For a bit over a week I read several really good books. For the most part, I enjoyed good writing, correct punctuation and sentence structure, and a dearth of misused apostrophes. The angels sang.

That streak ended yesterday.

I downloaded, began reading, and discarded two books long before finishing them. One was an historical romance, which I generally like. Unfortunately and despite the author’s competence with the mechanics of language, it bored me to tears.

I took a chance on the second book, a “New Adult” romance. Egad. That book delivered every defect of which I complain in the sub-genre: confusion between plural and possessive (that apostrophe thing again), alternating points of view narrative (that’s a personal preference), morally ambiguous characters, and tired tropes.

Tropes are, in essence, stereotypes. They can be used well or poorly. In “New Adult” romance, we have the following tropes:

  • Heroes
    • Tall, dark, and dangerous (the bad boy)
    • Promiscuous (more bad boy)
    • More often than not, the hero is wealthy or comes from affluence.

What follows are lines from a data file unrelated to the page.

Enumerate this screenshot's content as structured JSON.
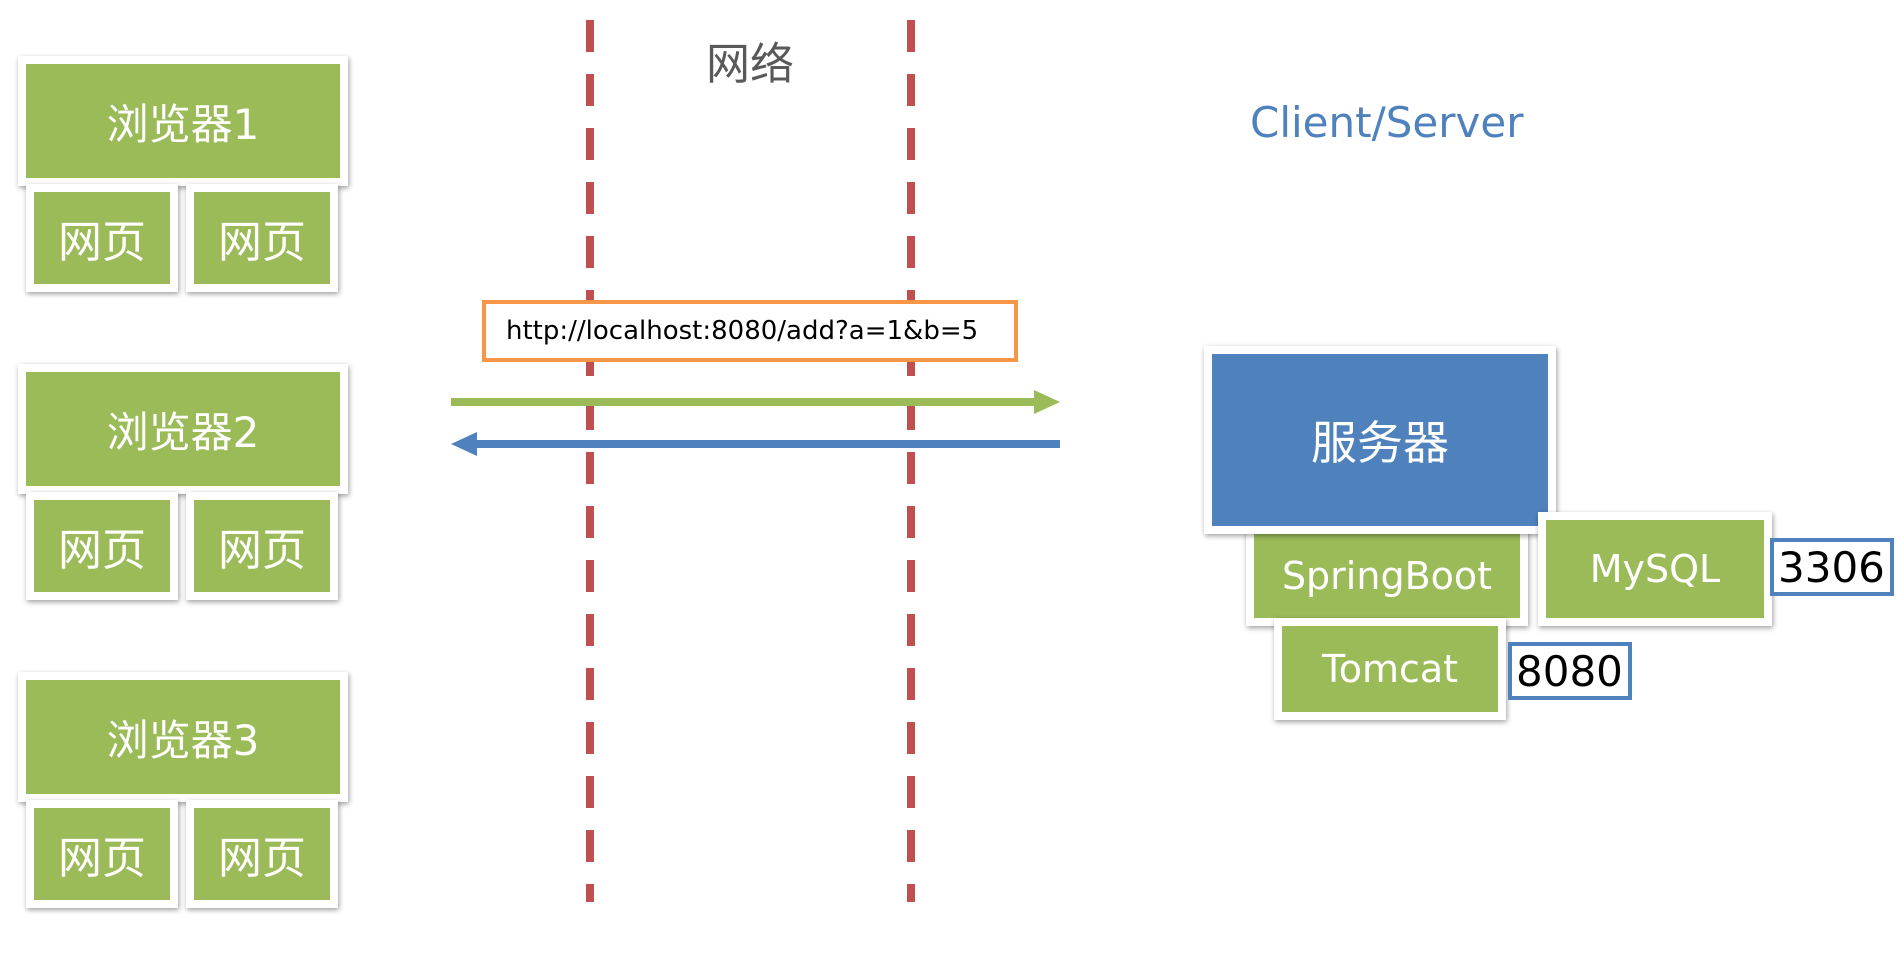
{
  "network_label": "网络",
  "architecture_label": "Client/Server",
  "colors": {
    "green_box": "#9bbb59",
    "blue_box": "#4f81bd",
    "divider": "#c0504d",
    "url_border": "#f79646",
    "request_arrow": "#9bbb59",
    "response_arrow": "#4f81bd",
    "port_border": "#4f81bd",
    "label_gray": "#595959"
  },
  "clients": [
    {
      "browser": "浏览器1",
      "pages": [
        "网页",
        "网页"
      ]
    },
    {
      "browser": "浏览器2",
      "pages": [
        "网页",
        "网页"
      ]
    },
    {
      "browser": "浏览器3",
      "pages": [
        "网页",
        "网页"
      ]
    }
  ],
  "request_url": "http://localhost:8080/add?a=1&b=5",
  "server": {
    "label": "服务器",
    "framework": "SpringBoot",
    "database": "MySQL",
    "database_port": "3306",
    "container": "Tomcat",
    "container_port": "8080"
  }
}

If not, then he’s the proverbial “wrong side of the tracks” type of guy: rough and tough with a big chip on his shoulder.
  • Heroines
    • Petite and gorgeous (towering leading ladies need not apply) with long hair
    • Promiscuous or virginal (there’s little in-between)
    • More often than not, the heroine struggles to make ends meet. If not, then she’s definitely from an affluent family.

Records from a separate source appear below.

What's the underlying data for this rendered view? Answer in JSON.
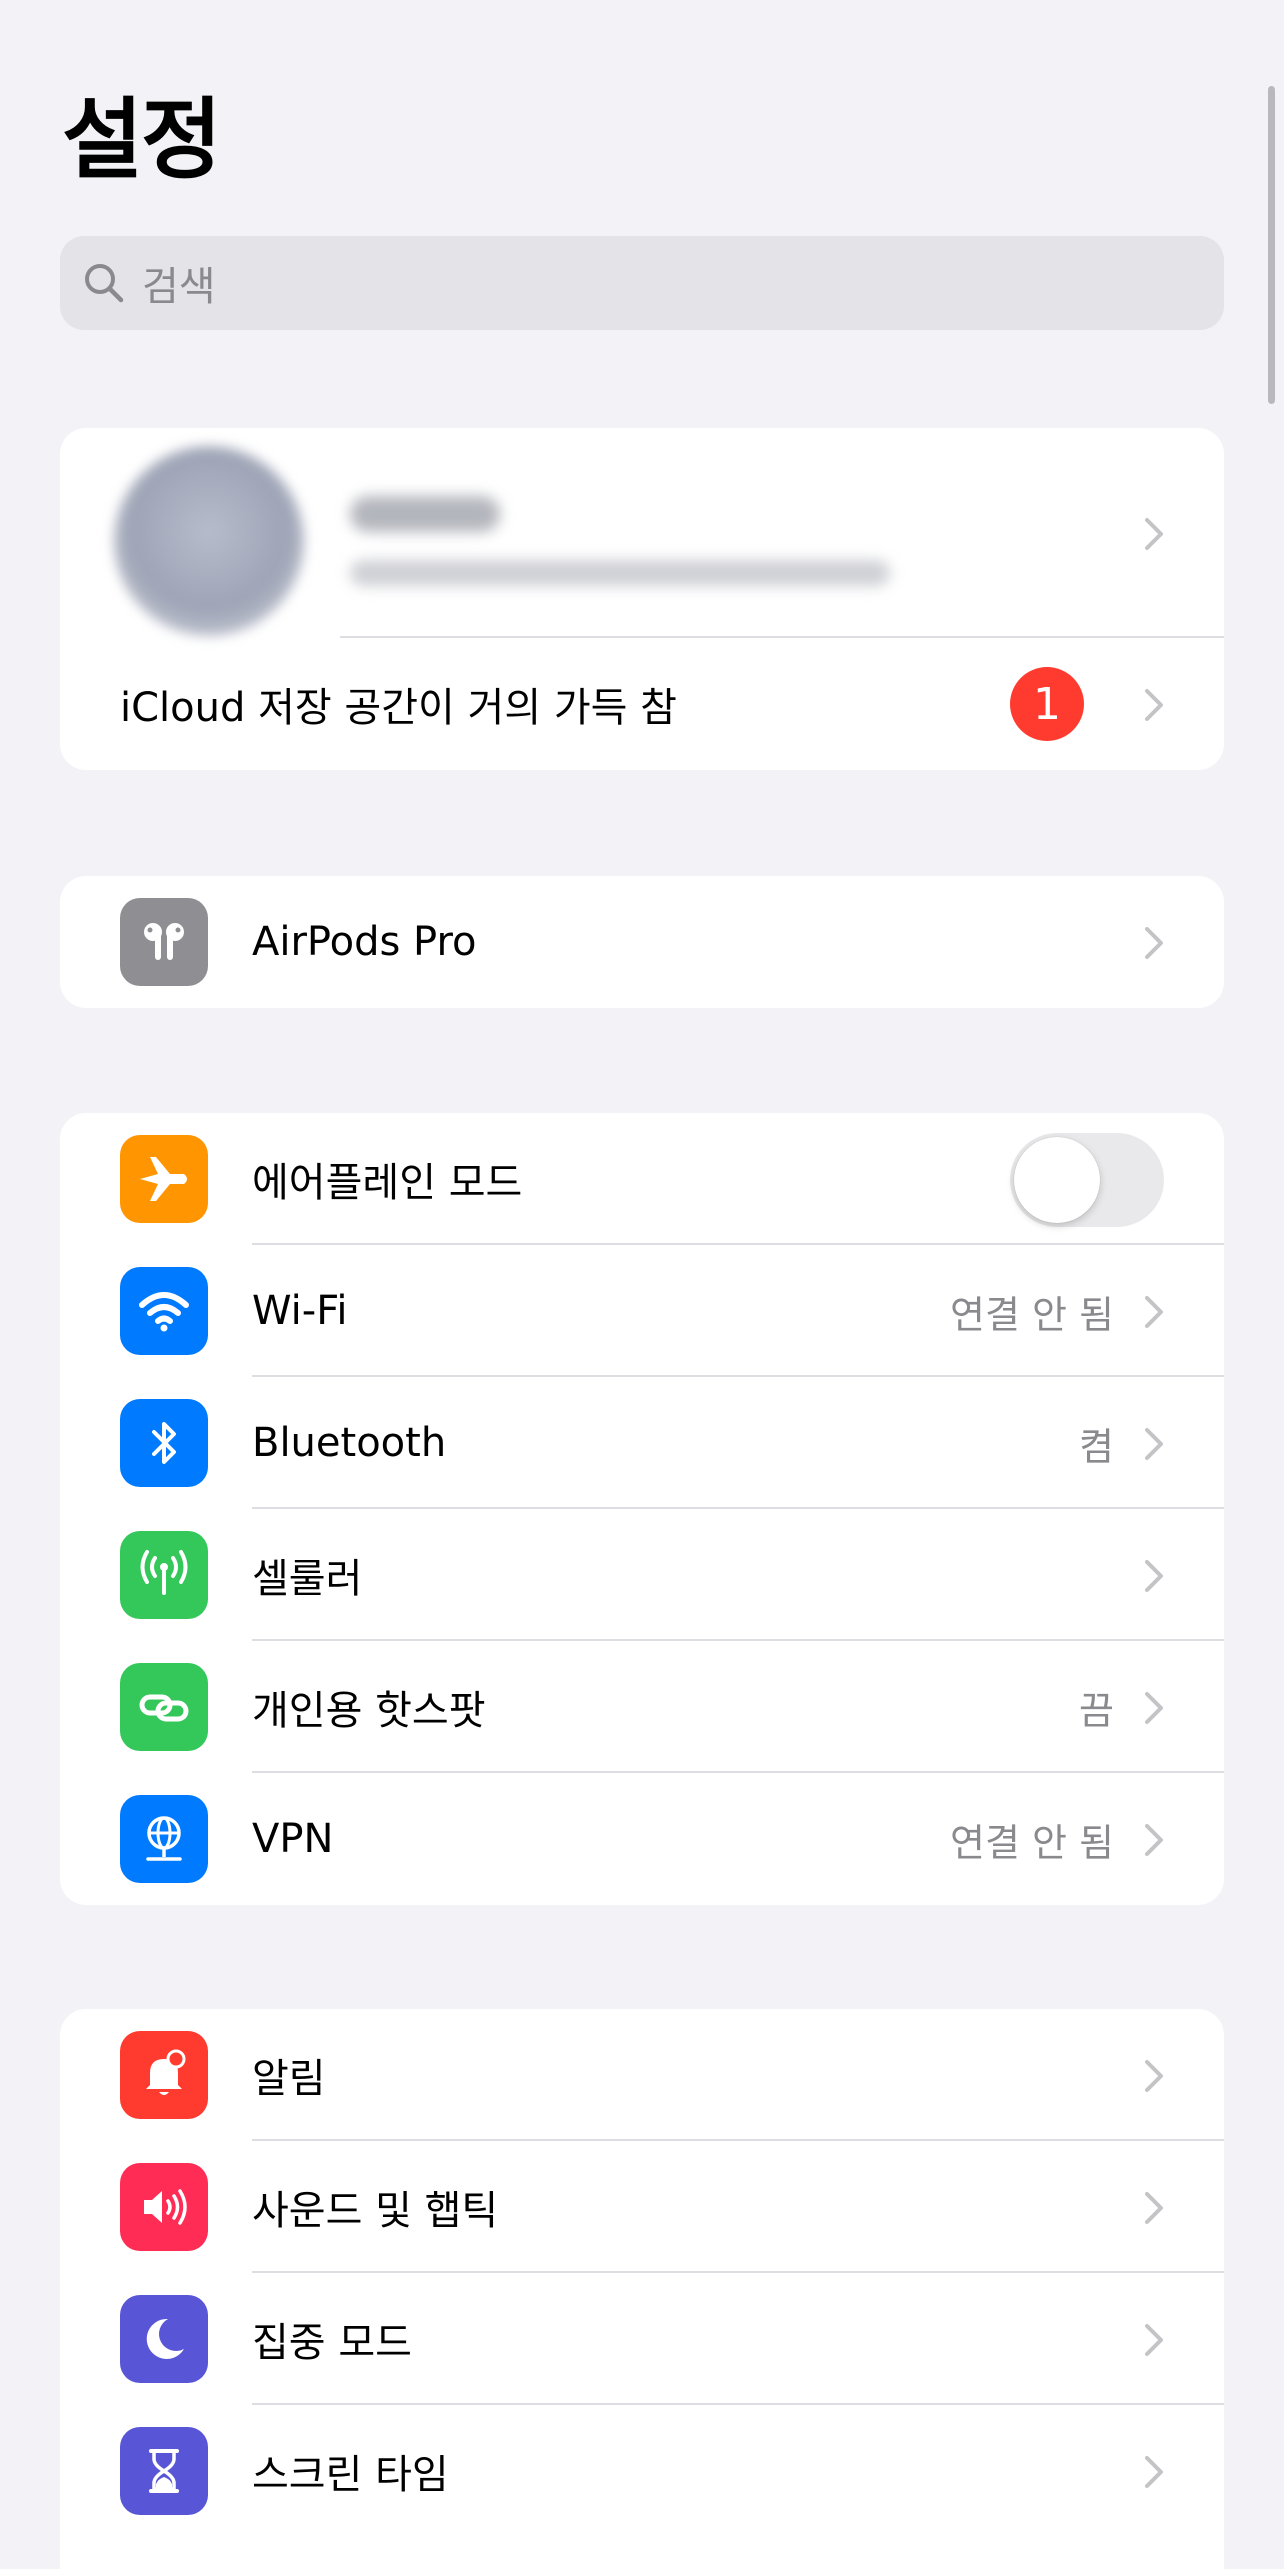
{
  "header": {
    "title": "설정"
  },
  "search": {
    "placeholder": "검색"
  },
  "account": {
    "storage_warning": "iCloud 저장 공간이 거의 가득 참",
    "badge_count": "1"
  },
  "airpods": {
    "label": "AirPods Pro",
    "icon": "airpods-icon",
    "icon_bg": "#8e8e93"
  },
  "connectivity": [
    {
      "label": "에어플레인 모드",
      "icon": "airplane-icon",
      "icon_bg": "#ff9500",
      "toggle_on": false
    },
    {
      "label": "Wi-Fi",
      "detail": "연결 안 됨",
      "icon": "wifi-icon",
      "icon_bg": "#007aff"
    },
    {
      "label": "Bluetooth",
      "detail": "켬",
      "icon": "bluetooth-icon",
      "icon_bg": "#007aff"
    },
    {
      "label": "셀룰러",
      "detail": "",
      "icon": "antenna-icon",
      "icon_bg": "#34c759"
    },
    {
      "label": "개인용 핫스팟",
      "detail": "끔",
      "icon": "hotspot-link-icon",
      "icon_bg": "#34c759"
    },
    {
      "label": "VPN",
      "detail": "연결 안 됨",
      "icon": "globe-icon",
      "icon_bg": "#007aff"
    }
  ],
  "general": [
    {
      "label": "알림",
      "icon": "bell-icon",
      "icon_bg": "#ff3b30"
    },
    {
      "label": "사운드 및 햅틱",
      "icon": "speaker-icon",
      "icon_bg": "#ff2d55"
    },
    {
      "label": "집중 모드",
      "icon": "moon-icon",
      "icon_bg": "#5856d6"
    },
    {
      "label": "스크린 타임",
      "icon": "hourglass-icon",
      "icon_bg": "#5856d6"
    }
  ]
}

In this sub-genre, career choices are limited for male leads and even more so for female leads. Granted, we’re talking about young adults from 18 to 25 years old, so we don’t often find lofty career achievements by that age–especially not for the heroines. You won’t see the 19 year old girl genius who skipped several grades, graduated with a fast-tracked, postgraduate degree, and is the feminine equivalent of Doogie Howser or Lazlo Hollyfeld.

In each of those stereotypes, too many authors seem to gravitate toward the least attractive aspects of attitude and character, perhaps in an effort to show how “broken” and “damaged” they are so the love of their soul mates can serve as the catalyst for redemption.

That leads to the question of what I do expect. First and foremost, I expect competent writing. In any work exceeding a few pages, I won’t be put off by the occasional typo or comma error. We’re human, we make mistakes. But content riddled with errors gets an immediately negative reaction. I’ve blathered on and on about that before. ‘Nuff said.

I expect dialog that sounds natural. To get personal, I have children, which means I’ve had intimate relations with a man (my husband, to be precise). More than once. I don’t recall engaging in extended, eloquent conversations during said intimate relations. Why would your characters? When speaking to friends, acquaintances, and colleagues, we use contractions. We don’t add lots–if any–personal identifiers when speaking to them.

I expect people to deal honestly with each other. Any book in which the main characters’ relationship is based on lies (stated or by omission) is an automatic fail for me, especially when all that contrived conflict could be resolved if the characters just sat down and talked candidly for a few minutes.

I expect either a believable plot premise or to be able to suspend disbelief. If the premise involves contrived circumstances, especially arising from a character’s consistently poor decision making, then I’ll discard the book. When extraordinary circumstances happen to an ordinary character, then I’ll be looking for realistic reactions. Harking back to the hero-kidnaps-the-heroine premise, if said hero tortures and/or abuses the heroine, then why, oh why, would she fall in love with him? The abused heroine’s love redeeming the abusive criminal who abducts our leading lady is not a premise that is even remotely believable.

So, to end today’s extended gripe:

  1. If you use stereotypes in your writing (and it’s hard not to), then use them well and creatively.
  2. Make your main characters likable. They don’t have to be–and shouldn’t be–perfect, but neither should their personalities make your readers cringe with disgust or distaste.
  3. If your main characters are going to be morally ambiguous, then do it creatively and with purpose, not just because it’s easy to follow the formula.
  4. Learn how to write. Writing is a craft; treat it as such and learn to master it.